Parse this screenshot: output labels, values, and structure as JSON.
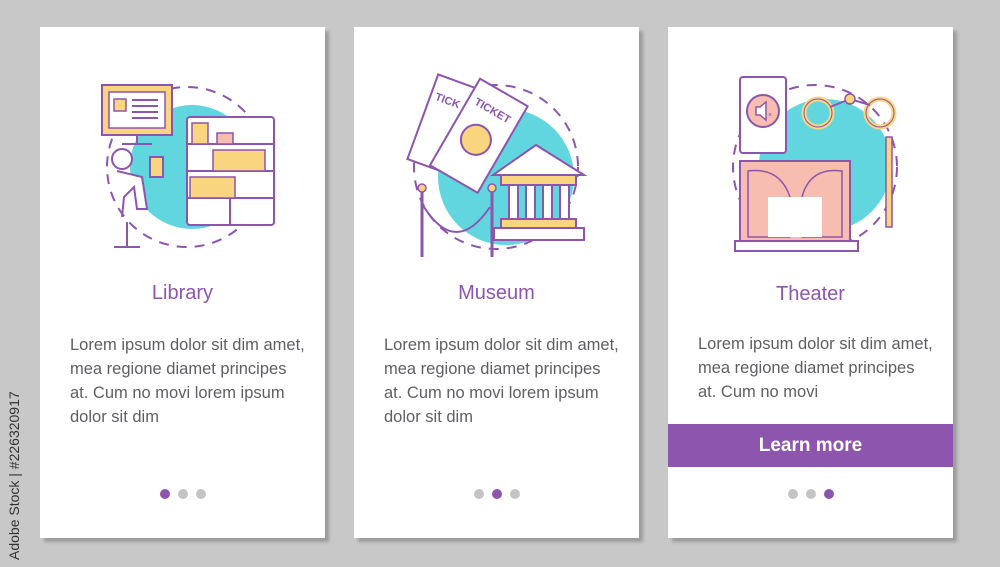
{
  "watermark": {
    "text": "Adobe Stock | #226320917"
  },
  "colors": {
    "accent": "#8d55ad",
    "teal": "#62d6de",
    "yellow": "#f8d57e",
    "pink": "#f6bdb0",
    "inactive_dot": "#c4c4c4"
  },
  "cards": [
    {
      "illustration": "library-reader-icon",
      "title": "Library",
      "body": "Lorem ipsum dolor sit dim amet, mea regione diamet principes at. Cum no movi lorem ipsum dolor sit dim",
      "active_page": 1,
      "pages": 3
    },
    {
      "illustration": "museum-tickets-icon",
      "title": "Museum",
      "body": "Lorem ipsum dolor sit dim amet, mea regione diamet principes at. Cum no movi lorem ipsum dolor sit dim",
      "active_page": 2,
      "pages": 3
    },
    {
      "illustration": "theater-stage-icon",
      "title": "Theater",
      "body": "Lorem ipsum dolor sit dim amet, mea regione diamet principes at. Cum no movi",
      "button": "Learn more",
      "active_page": 3,
      "pages": 3,
      "ticket_labels": []
    }
  ],
  "museum_ticket_labels": [
    "TICK",
    "TICKET"
  ]
}
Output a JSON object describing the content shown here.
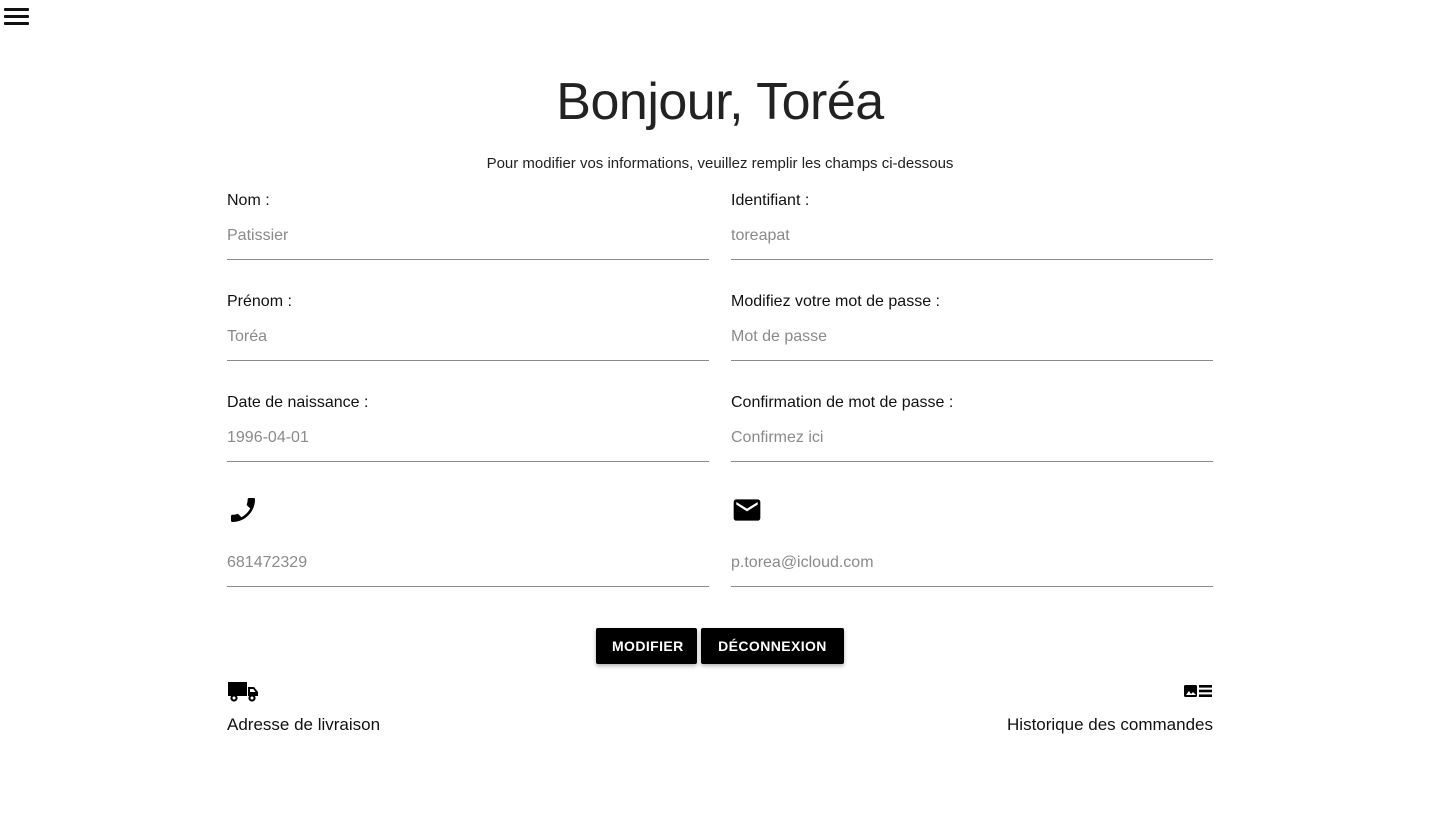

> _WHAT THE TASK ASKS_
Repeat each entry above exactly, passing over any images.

> _TASK SOLUTION_
Parse this screenshot: output labels, values, and structure as JSON.
{
  "watermark": {
    "text": "Adobe Stock | #226320917"
  },
  "colors": {
    "accent": "#8d55ad",
    "teal": "#62d6de",
    "yellow": "#f8d57e",
    "pink": "#f6bdb0",
    "inactive_dot": "#c4c4c4"
  },
  "cards": [
    {
      "illustration": "library-reader-icon",
      "title": "Library",
      "body": "Lorem ipsum dolor sit dim amet, mea regione diamet principes at. Cum no movi lorem ipsum dolor sit dim",
      "active_page": 1,
      "pages": 3
    },
    {
      "illustration": "museum-tickets-icon",
      "title": "Museum",
      "body": "Lorem ipsum dolor sit dim amet, mea regione diamet principes at. Cum no movi lorem ipsum dolor sit dim",
      "active_page": 2,
      "pages": 3
    },
    {
      "illustration": "theater-stage-icon",
      "title": "Theater",
      "body": "Lorem ipsum dolor sit dim amet, mea regione diamet principes at. Cum no movi",
      "button": "Learn more",
      "active_page": 3,
      "pages": 3,
      "ticket_labels": []
    }
  ],
  "museum_ticket_labels": [
    "TICK",
    "TICKET"
  ]
}
Output a JSON object describing the content shown here.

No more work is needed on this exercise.